An inherited disorder with abnormalities of the skull and face and the hands and feet.
There is premature closure of the sutures of the skull (craniosynostosis). This results in an abnormal head shape, which is unusually tall but short from front to back, and an abnormally shaped face with shallow eye sockets and underdevelopment of the midface. There is fusion of fingers and toes (syndactyly) and broad ends of the thumbs and big toes.
Surgery is often useful with the abnormalities of the skull, face, hands and feet.
The best-known type of acrocephalosyndactyly is Apert syndrome which is due to a mutation in the fibroblast growth factor receptor 2 (FGFR2) gene on chromosome 10. Different mutations in FGFR2 are responsible for two other genetic diseases, namely, Pfeiffer syndrome (another type of acrocephalosyndactyly) and Crouzon syndrome (purely a craniofacial disorder with no hand or foot problems). All are dominant traits.
- Syndrome, atypical measles (AMS)
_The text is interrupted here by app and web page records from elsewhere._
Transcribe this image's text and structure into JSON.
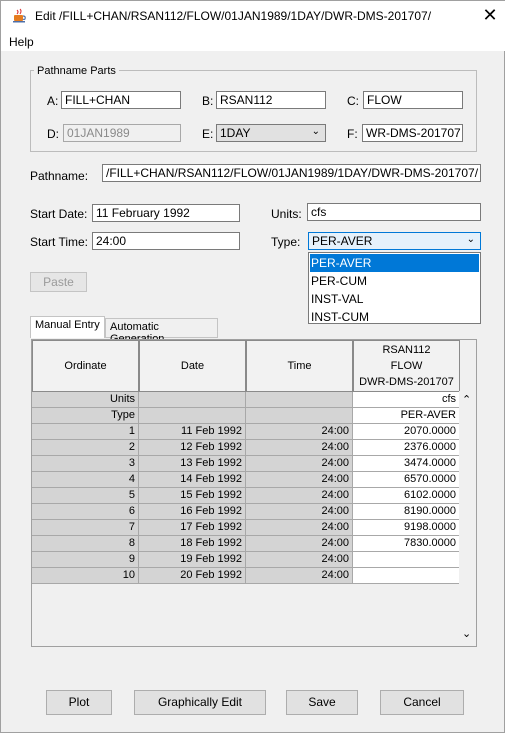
{
  "window": {
    "title": "Edit  /FILL+CHAN/RSAN112/FLOW/01JAN1989/1DAY/DWR-DMS-201707/",
    "close_glyph": "✕"
  },
  "menu": {
    "help": "Help"
  },
  "pathname_parts": {
    "group_title": "Pathname Parts",
    "a_label": "A:",
    "a_value": "FILL+CHAN",
    "b_label": "B:",
    "b_value": "RSAN112",
    "c_label": "C:",
    "c_value": "FLOW",
    "d_label": "D:",
    "d_value": "01JAN1989",
    "e_label": "E:",
    "e_value": "1DAY",
    "f_label": "F:",
    "f_value": "WR-DMS-201707"
  },
  "pathname": {
    "label": "Pathname:",
    "value": "/FILL+CHAN/RSAN112/FLOW/01JAN1989/1DAY/DWR-DMS-201707/"
  },
  "start_date": {
    "label": "Start Date:",
    "value": "11 February 1992"
  },
  "start_time": {
    "label": "Start Time:",
    "value": "24:00"
  },
  "units": {
    "label": "Units:",
    "value": "cfs"
  },
  "type": {
    "label": "Type:",
    "value": "PER-AVER",
    "options": [
      "PER-AVER",
      "PER-CUM",
      "INST-VAL",
      "INST-CUM"
    ],
    "selected_index": 0
  },
  "paste_label": "Paste",
  "tabs": {
    "manual": "Manual Entry",
    "automatic": "Automatic Generation"
  },
  "table": {
    "headers": {
      "ordinate": "Ordinate",
      "date": "Date",
      "time": "Time",
      "series_line1": "RSAN112",
      "series_line2": "FLOW",
      "series_line3": "DWR-DMS-201707"
    },
    "units_row": {
      "label": "Units",
      "value": "cfs"
    },
    "type_row": {
      "label": "Type",
      "value": "PER-AVER"
    },
    "rows": [
      {
        "ordinate": "1",
        "date": "11 Feb 1992",
        "time": "24:00",
        "value": "2070.0000"
      },
      {
        "ordinate": "2",
        "date": "12 Feb 1992",
        "time": "24:00",
        "value": "2376.0000"
      },
      {
        "ordinate": "3",
        "date": "13 Feb 1992",
        "time": "24:00",
        "value": "3474.0000"
      },
      {
        "ordinate": "4",
        "date": "14 Feb 1992",
        "time": "24:00",
        "value": "6570.0000"
      },
      {
        "ordinate": "5",
        "date": "15 Feb 1992",
        "time": "24:00",
        "value": "6102.0000"
      },
      {
        "ordinate": "6",
        "date": "16 Feb 1992",
        "time": "24:00",
        "value": "8190.0000"
      },
      {
        "ordinate": "7",
        "date": "17 Feb 1992",
        "time": "24:00",
        "value": "9198.0000"
      },
      {
        "ordinate": "8",
        "date": "18 Feb 1992",
        "time": "24:00",
        "value": "7830.0000"
      },
      {
        "ordinate": "9",
        "date": "19 Feb 1992",
        "time": "24:00",
        "value": ""
      },
      {
        "ordinate": "10",
        "date": "20 Feb 1992",
        "time": "24:00",
        "value": ""
      }
    ]
  },
  "buttons": {
    "plot": "Plot",
    "graphically_edit": "Graphically Edit",
    "save": "Save",
    "cancel": "Cancel"
  },
  "icons": {
    "app": "java-cup-icon",
    "scroll_up": "chevron-up-icon",
    "scroll_down": "chevron-down-icon",
    "combo_arrow": "chevron-down-icon"
  },
  "colors": {
    "selection": "#0078d7",
    "gray_cell": "#d4d4d4"
  }
}
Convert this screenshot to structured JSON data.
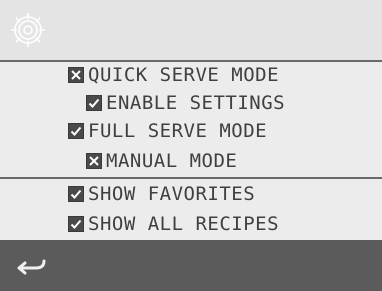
{
  "header": {
    "icon": "gear-icon"
  },
  "options": [
    {
      "key": "quick_serve",
      "label": "QUICK SERVE MODE",
      "state": "x"
    },
    {
      "key": "enable_settings",
      "label": "ENABLE SETTINGS",
      "state": "check"
    },
    {
      "key": "full_serve",
      "label": "FULL SERVE MODE",
      "state": "check"
    },
    {
      "key": "manual_mode",
      "label": "MANUAL MODE",
      "state": "x"
    },
    {
      "key": "show_favorites",
      "label": "SHOW FAVORITES",
      "state": "check"
    },
    {
      "key": "show_all_recipes",
      "label": "SHOW ALL RECIPES",
      "state": "check"
    }
  ],
  "footer": {
    "back_icon": "back-arrow-icon"
  },
  "colors": {
    "background": "#ececec",
    "footer": "#5b5b5b",
    "checkbox": "#4a4a4a",
    "text": "#404040"
  }
}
An altered expression of measles, AMS begins suddenly with high fever, headache, cough, and abdominal pain. The rash may appear 1 to 2 days later, often beginning on the limbs. Swelling (edema) of the hands and feet may occur. Pneumonia is common and may persist for 3 months or more. AMS occurs in persons who […]
- Syndrome, autoimmune polyglandular (APS)
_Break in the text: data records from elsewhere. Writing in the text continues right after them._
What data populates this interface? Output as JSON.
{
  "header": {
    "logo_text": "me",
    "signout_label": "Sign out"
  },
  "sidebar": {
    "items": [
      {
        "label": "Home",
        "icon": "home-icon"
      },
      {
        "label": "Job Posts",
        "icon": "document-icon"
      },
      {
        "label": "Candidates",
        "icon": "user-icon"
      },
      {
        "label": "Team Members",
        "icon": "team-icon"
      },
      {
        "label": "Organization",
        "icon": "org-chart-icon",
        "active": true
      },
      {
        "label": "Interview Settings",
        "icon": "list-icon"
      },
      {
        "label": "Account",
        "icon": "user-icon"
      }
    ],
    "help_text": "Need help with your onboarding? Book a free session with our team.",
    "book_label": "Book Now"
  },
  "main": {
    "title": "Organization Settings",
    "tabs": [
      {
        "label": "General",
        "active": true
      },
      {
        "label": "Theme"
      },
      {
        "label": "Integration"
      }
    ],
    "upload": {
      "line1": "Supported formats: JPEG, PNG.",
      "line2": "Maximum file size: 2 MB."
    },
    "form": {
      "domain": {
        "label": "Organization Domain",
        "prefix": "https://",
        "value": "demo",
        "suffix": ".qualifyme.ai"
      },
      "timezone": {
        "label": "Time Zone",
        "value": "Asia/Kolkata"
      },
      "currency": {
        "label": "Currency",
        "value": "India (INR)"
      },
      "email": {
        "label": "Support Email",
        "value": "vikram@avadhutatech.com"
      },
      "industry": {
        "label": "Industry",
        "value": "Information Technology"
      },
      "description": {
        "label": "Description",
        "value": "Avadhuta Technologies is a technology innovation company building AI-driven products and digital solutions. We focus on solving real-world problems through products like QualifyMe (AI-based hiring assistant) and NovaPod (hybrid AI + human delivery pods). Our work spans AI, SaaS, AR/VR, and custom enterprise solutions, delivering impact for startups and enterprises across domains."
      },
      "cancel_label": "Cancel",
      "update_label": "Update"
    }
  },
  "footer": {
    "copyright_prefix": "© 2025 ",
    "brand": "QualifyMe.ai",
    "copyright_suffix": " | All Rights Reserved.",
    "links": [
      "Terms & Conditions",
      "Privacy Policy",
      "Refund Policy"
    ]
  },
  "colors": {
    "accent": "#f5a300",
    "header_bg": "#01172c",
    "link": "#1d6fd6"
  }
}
replacing the various hormones that are in short supply, giving insulin for the diabetes, treating the yeast infections, etc. However, there is no known cure yet for APS. The prognosis (outlook) depends on whether the critical hormone deficiencies are remedied and especially whether the infections can be successfully controlled. APS goes by a confusing array […]
- Syndrome, Barlow
Barlow syndrome is mitral valve prolapse (also known as “click murmur syndrome”), the most common heart valve abnormality, affecting 5%-10% of the world population. Most patients have no symptoms and require no treatment. However, the condition can be associated with fatigue and/or palpitations. The mitral valve prolapse can often be detected by a doctor during […]
- Syndrome, battered child
an infant’s inconsolable crying, feeding difficulties, a toddler’s failed toilet training, and exaggerated parental perceptions of acts of “disobedience” by the child. Children can be neglected and abused by parents, other caregivers, or society. Child abuse should be reported, investigated and evaluated. The treatment and prevention of child abuse include a support group structure coupled […]
- Syndrome, Bernard
A complex of abnormal findings, namely sinking in of one eyeball, ipsilateral ptosis (drooping of the upper eyelid on the same side) and miosis (constriction of the pupil of that eye) together with anhidrosis (lack of sweating) and flushing of the affected side of the face. Due to paralysis of certain nerves (specifically, the cervical […]